"They have been very generous in allowing us to put a button on iTunes that allows people to purchase a donation to the Red Cross that goes in support of a particular disaster," Shaw said.

The Red Cross now runs one of several web services aimed at reuniting families after a disaster.

READ MORE: How you can help Nepal quake victims

On Family Links you register if you're looking for someone or if you're in the disaster area and want to let people know you're safe.

"In the olden days it would literally be people going to every shelter, writing down names calling other societies, and linking them together," said Shaw.

Facebook has a similar service called Safety Check and Google has Person Finder, which even works by text message.

Of course, Twitter is practically built for disasters. And some of its users have helped aid workers without even knowing.

"A lot of those photos have location information," Shaw said. "So by seeing the photo of a street we can then tag a map and say that road's passable or that road's not passable."

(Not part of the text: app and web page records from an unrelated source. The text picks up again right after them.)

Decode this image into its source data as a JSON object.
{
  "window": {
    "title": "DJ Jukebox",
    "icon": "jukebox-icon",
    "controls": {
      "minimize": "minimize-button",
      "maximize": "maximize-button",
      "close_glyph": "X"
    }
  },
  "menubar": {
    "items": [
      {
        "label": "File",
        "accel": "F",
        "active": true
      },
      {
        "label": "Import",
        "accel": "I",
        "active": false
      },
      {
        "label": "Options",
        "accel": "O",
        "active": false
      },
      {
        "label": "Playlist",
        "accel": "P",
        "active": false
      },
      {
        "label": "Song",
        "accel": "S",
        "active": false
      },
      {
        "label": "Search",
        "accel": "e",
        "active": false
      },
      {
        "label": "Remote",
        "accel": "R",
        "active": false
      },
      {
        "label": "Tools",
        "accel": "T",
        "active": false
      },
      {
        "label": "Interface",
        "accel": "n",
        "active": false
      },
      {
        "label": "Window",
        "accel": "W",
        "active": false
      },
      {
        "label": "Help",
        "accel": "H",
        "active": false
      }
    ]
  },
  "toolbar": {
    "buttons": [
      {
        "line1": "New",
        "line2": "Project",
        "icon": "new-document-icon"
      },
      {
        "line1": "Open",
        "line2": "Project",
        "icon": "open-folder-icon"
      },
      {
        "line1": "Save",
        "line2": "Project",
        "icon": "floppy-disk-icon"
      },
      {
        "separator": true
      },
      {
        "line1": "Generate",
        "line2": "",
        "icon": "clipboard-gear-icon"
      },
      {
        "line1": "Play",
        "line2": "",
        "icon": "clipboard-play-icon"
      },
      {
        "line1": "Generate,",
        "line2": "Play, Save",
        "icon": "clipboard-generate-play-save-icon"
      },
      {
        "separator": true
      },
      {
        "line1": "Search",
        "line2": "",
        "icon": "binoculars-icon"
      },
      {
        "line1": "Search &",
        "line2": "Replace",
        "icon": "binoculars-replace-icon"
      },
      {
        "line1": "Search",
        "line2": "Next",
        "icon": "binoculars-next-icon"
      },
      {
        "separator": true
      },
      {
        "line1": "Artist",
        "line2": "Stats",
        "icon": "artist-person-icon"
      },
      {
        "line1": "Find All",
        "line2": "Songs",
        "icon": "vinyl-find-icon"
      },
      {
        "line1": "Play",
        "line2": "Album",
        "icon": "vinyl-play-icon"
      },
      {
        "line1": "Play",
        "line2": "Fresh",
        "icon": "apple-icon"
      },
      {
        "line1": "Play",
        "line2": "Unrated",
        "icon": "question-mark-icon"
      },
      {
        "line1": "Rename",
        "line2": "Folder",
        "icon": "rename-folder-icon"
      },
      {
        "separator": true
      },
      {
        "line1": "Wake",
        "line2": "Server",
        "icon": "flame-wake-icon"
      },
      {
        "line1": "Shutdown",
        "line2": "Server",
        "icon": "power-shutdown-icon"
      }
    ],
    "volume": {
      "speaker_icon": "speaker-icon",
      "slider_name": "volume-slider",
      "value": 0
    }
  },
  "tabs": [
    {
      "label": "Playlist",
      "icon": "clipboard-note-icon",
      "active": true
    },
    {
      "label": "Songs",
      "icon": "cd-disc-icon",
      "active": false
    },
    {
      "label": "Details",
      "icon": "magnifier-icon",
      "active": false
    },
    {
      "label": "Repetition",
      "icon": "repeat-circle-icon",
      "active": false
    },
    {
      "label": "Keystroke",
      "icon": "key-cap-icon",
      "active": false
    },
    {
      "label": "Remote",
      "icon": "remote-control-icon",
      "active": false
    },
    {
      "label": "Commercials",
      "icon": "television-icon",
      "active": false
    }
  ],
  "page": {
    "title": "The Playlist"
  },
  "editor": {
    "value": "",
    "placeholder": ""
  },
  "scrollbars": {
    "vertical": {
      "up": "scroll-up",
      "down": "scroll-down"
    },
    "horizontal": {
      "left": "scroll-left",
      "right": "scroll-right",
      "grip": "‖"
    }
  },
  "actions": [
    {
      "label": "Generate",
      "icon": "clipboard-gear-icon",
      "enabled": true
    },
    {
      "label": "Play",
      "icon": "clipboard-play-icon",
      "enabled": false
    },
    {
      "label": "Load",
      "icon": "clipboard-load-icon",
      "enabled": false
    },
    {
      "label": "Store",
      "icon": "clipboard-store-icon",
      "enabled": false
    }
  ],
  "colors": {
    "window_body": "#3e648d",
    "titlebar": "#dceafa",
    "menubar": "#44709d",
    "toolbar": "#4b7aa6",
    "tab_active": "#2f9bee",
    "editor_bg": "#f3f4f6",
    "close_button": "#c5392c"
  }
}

If you're looking to donate, PayPal points out any of the charities that accept payments through PayPal have passed a basic test to make sure they're actually a nonprofit, and actually who they say they are.

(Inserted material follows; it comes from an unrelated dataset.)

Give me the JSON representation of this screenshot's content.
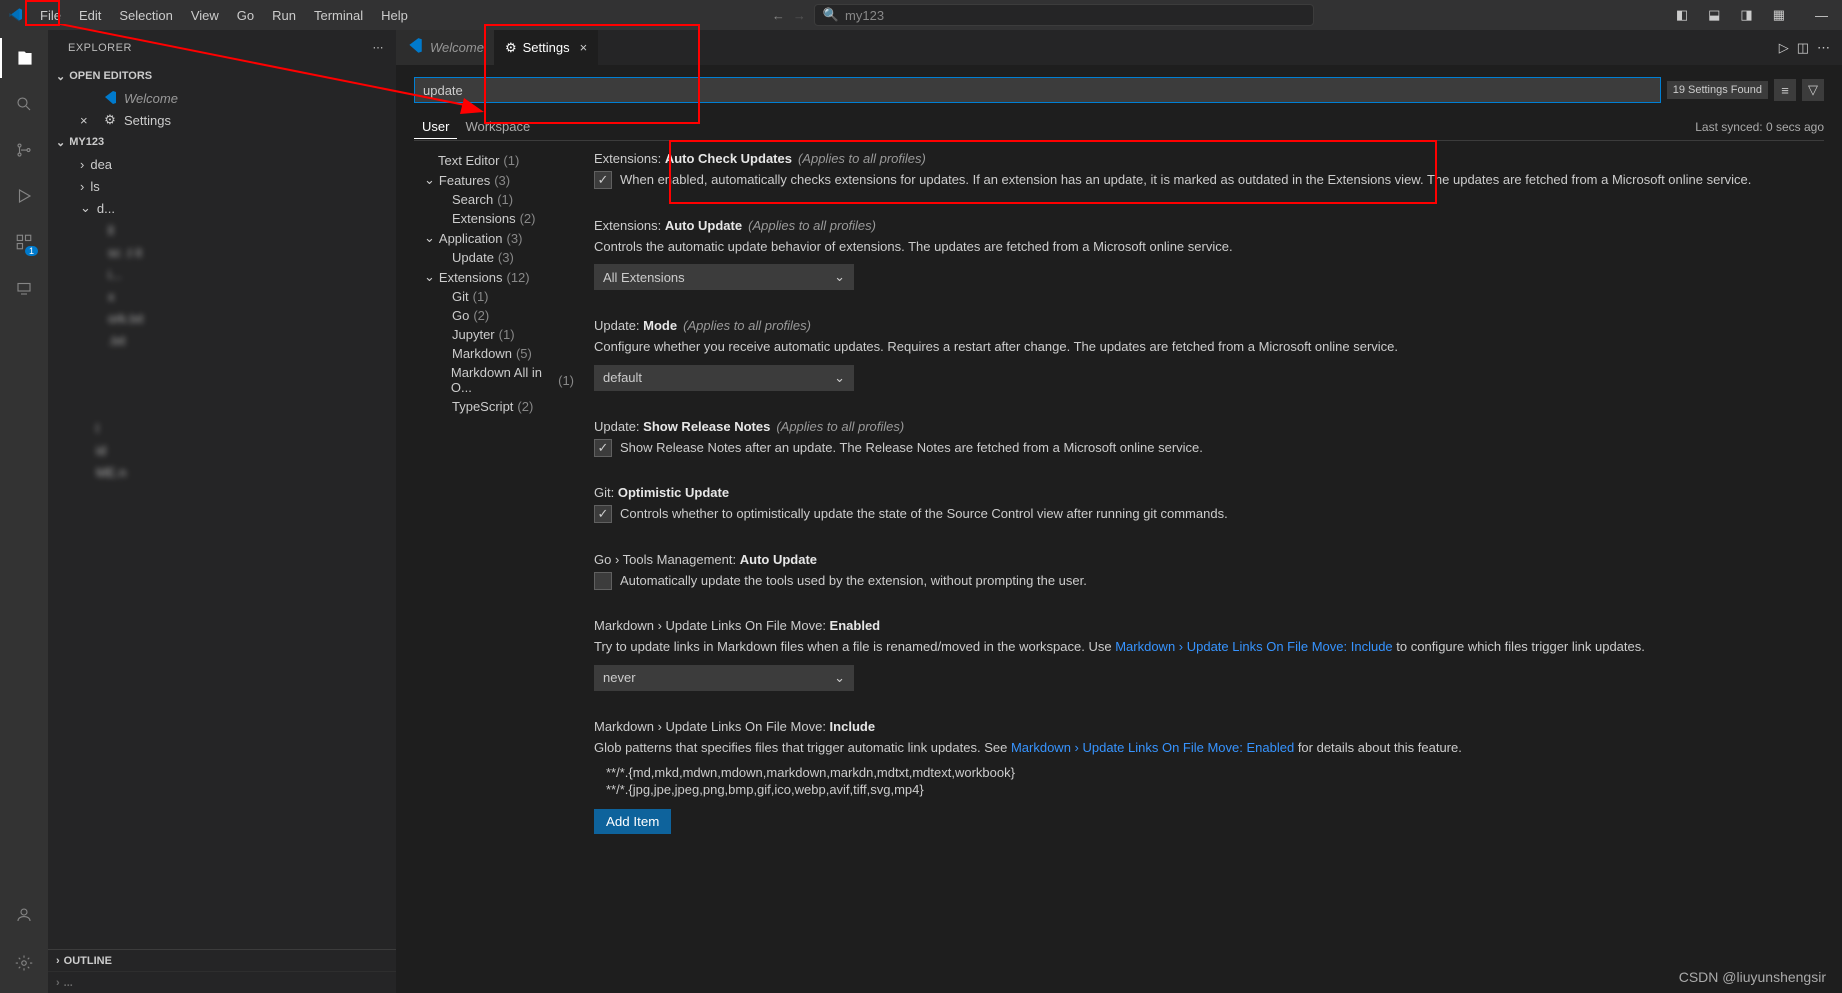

But as far as how they spend the money, the Red Cross suggests if you want to get that in-depth, you might want to check with the Better Business Bureau, which keeps tabs on how a lot of these organizations are run.

Click here to find out how you can help the victims in Nepal, and click here for full coverage on the devastating quake.